There’s also the WBTB (or wake back to bed) technique, which is sometimes touted as one of the more successful options. It’s essentially the same as MILD, except you’re directed to focus specifically on lucidity or control over dreaming (whatever dream you focus on is unimportant), and then again falling asleep with remaining in control at the forefront of your consciousness.
Beyond that, general meditation, mindfulness and an awareness of your own emotional state and psyche are given as important parts of the process, and a mastery of these things will bring you to a point, mentally, where you are more open to the end result.
It should be noted that skeptics of some renown find the entire concept of lucid dreaming to be simply ridiculous. Some, such as philosopher Norman Malcolm suggest that the element of control in the dream is an illusion.
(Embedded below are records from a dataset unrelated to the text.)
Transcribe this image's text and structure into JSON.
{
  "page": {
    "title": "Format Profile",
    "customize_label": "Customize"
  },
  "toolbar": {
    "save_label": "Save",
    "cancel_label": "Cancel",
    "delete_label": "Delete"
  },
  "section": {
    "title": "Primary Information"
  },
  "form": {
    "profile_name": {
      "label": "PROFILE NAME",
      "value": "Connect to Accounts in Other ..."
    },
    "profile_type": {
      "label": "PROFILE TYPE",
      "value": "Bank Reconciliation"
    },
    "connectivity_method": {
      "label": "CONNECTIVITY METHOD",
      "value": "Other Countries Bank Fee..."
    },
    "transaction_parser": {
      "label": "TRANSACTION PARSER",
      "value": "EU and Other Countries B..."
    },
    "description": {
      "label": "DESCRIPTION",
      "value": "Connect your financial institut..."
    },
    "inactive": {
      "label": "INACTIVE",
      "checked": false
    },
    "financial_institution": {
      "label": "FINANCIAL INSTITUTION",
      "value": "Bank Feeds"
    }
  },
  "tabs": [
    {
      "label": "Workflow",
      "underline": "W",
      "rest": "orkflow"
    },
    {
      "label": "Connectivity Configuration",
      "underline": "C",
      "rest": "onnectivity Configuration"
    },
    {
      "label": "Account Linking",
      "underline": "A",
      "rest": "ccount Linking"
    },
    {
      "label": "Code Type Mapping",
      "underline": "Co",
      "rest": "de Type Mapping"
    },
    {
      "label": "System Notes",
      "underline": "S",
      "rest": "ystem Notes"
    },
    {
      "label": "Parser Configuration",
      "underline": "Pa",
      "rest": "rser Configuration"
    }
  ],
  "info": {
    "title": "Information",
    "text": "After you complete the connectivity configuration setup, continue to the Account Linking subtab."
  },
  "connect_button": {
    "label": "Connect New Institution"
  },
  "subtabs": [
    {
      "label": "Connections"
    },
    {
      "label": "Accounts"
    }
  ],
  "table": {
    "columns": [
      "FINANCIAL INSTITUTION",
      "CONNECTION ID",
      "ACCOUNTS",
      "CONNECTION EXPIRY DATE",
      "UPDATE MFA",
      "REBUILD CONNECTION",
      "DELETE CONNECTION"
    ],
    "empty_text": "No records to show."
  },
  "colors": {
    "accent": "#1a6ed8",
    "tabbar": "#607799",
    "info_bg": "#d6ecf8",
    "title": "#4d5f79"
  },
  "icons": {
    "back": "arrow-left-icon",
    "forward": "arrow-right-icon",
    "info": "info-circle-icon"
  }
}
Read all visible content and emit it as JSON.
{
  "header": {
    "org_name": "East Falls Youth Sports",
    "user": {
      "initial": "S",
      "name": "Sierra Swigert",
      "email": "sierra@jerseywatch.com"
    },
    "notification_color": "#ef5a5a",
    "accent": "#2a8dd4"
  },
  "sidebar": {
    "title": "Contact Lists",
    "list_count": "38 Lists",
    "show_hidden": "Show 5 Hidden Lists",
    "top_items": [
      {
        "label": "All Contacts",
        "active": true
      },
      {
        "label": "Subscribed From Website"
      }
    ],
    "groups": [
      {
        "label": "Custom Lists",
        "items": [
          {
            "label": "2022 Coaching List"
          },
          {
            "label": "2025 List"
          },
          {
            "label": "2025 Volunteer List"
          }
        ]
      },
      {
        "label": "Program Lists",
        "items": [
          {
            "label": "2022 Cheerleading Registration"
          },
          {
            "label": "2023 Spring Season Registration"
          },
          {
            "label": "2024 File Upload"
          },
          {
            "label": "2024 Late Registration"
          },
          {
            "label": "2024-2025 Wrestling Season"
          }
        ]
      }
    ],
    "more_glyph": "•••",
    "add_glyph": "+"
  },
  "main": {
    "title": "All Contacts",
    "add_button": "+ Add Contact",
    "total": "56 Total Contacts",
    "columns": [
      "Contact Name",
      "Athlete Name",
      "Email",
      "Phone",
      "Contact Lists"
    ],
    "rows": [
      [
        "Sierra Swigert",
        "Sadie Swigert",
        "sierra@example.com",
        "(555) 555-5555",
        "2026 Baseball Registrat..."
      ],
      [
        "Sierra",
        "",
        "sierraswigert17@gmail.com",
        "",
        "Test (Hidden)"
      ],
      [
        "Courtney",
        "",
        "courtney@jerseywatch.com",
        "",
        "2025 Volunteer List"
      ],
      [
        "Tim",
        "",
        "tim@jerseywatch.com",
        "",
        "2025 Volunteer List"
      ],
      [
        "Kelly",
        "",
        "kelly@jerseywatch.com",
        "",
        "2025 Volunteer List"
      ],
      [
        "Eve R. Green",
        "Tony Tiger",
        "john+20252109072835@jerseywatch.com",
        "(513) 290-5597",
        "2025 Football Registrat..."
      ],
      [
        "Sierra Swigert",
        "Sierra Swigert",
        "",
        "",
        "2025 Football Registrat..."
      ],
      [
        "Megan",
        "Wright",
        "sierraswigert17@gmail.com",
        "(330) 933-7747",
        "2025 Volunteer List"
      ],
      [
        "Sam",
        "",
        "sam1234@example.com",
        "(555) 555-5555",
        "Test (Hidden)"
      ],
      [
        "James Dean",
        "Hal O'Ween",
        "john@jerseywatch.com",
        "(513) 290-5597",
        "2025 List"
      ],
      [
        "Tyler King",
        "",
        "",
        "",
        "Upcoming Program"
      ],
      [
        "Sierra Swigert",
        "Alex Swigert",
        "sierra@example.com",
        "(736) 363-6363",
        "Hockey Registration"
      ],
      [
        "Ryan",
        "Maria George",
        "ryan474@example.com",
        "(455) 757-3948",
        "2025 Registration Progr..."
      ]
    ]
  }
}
Famously quoted as:
“I dreamt that I realised I was dreaming, dreamt that I was affecting the course of my dream, and then dreamt that I woke myself up by telling myself to wake up.”
The idea being that whatever control one feels they have in a dream, the dream remains only a dream.
Other skeptics claim that the anecdotal nature of all reports of lucid dreaming mean that they can’t be taken as truth; that the dreamer is either wrong, deluded or lying.
Hollow as this criticism might seem, there is some merit to it, but this should hardly stop anyone from trying and/or studying the concept.
“We are asleep. Our life is a dream. But we wake up, sometimes, just enough to know that we are dreaming.” – Ludwig Wittgenstein
 Frederik van Eeden (1913). “A study of Dreams”. Proceedings of the Society for Psychical Research
 LaBerge, Stephen (2004). Lucid Dreaming: A Concise Guide to Awakening in Your Dreams and in Your Life. ISBN 1-59179-150-2